Exercise: After counting the lines below that contain "title", reply with that number alone.

The data:
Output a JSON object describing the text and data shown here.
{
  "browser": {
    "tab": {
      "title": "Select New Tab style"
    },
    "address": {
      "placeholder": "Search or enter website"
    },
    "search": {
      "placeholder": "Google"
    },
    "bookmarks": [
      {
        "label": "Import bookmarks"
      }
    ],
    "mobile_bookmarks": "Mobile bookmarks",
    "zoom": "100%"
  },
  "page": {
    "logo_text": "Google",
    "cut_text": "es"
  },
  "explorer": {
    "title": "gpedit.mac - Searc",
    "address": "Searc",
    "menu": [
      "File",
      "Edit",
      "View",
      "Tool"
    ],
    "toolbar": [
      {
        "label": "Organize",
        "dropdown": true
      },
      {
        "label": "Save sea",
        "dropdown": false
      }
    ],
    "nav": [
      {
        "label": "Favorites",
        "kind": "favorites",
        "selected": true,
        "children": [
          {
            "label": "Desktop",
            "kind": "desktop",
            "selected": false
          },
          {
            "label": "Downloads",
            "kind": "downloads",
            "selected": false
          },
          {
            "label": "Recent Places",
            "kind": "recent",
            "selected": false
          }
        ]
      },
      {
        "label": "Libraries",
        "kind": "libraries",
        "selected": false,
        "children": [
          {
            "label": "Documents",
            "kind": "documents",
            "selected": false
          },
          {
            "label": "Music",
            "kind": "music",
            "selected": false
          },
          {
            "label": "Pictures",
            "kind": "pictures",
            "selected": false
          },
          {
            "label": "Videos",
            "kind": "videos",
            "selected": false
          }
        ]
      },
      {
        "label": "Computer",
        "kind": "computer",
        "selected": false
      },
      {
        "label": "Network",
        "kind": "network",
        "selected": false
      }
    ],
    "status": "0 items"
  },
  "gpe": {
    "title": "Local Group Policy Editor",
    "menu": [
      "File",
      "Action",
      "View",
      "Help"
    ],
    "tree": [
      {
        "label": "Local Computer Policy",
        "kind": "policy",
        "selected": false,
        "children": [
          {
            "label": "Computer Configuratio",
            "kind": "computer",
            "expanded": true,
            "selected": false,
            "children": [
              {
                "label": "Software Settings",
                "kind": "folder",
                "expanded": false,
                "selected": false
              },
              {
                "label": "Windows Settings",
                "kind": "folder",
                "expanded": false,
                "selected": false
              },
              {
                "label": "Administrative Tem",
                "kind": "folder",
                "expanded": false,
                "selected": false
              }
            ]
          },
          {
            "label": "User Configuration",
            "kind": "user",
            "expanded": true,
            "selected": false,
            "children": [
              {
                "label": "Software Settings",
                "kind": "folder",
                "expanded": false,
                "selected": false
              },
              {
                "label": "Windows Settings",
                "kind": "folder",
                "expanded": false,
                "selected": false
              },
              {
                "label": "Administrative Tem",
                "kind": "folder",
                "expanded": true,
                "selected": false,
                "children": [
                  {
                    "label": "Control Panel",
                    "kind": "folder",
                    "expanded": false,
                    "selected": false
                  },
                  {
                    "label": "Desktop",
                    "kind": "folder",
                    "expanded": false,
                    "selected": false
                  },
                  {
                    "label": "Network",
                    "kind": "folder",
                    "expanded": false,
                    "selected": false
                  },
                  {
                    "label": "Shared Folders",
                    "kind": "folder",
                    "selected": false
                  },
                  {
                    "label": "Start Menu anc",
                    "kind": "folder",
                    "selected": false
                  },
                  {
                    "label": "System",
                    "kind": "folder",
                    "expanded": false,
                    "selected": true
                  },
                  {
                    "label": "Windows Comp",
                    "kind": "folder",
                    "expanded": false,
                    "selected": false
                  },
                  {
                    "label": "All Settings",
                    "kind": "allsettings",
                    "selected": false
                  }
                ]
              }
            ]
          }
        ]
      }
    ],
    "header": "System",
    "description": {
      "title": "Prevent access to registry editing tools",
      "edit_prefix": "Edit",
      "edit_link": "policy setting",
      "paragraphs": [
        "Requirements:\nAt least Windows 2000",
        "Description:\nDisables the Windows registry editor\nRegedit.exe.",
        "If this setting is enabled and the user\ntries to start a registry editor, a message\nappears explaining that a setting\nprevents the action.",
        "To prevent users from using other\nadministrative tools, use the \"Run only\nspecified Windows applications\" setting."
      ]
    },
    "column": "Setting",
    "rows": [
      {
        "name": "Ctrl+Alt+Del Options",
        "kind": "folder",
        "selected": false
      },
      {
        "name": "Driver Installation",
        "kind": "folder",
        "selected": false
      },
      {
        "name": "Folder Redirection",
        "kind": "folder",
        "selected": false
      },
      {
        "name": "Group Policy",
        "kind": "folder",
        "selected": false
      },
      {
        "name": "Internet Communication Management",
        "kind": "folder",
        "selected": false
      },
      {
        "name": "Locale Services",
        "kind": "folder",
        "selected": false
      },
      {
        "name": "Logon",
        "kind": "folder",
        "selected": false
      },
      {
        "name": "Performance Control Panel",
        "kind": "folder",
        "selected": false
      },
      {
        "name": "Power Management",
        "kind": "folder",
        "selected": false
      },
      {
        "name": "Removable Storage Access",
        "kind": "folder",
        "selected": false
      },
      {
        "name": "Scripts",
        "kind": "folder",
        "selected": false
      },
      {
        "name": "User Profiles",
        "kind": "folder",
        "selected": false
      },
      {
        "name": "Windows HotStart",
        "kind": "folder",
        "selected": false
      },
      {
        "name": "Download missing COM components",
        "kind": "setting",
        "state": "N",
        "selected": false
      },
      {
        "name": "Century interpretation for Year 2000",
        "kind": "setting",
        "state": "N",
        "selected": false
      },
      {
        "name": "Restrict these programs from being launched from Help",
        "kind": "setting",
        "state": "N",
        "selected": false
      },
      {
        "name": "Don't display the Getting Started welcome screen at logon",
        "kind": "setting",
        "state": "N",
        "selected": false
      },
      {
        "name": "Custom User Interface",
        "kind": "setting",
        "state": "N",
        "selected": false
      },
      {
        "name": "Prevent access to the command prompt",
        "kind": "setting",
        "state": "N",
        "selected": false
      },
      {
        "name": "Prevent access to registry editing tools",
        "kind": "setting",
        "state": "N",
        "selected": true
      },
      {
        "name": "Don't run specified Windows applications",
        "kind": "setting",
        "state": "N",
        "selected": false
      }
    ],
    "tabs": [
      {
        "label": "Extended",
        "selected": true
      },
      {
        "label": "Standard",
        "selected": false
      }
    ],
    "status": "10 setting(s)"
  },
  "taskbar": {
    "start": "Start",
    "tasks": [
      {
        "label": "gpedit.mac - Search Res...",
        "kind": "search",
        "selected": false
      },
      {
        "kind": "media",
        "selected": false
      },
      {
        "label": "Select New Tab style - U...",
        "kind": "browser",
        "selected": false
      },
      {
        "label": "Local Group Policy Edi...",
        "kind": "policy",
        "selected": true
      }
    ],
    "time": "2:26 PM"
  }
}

Answer to the problem: 4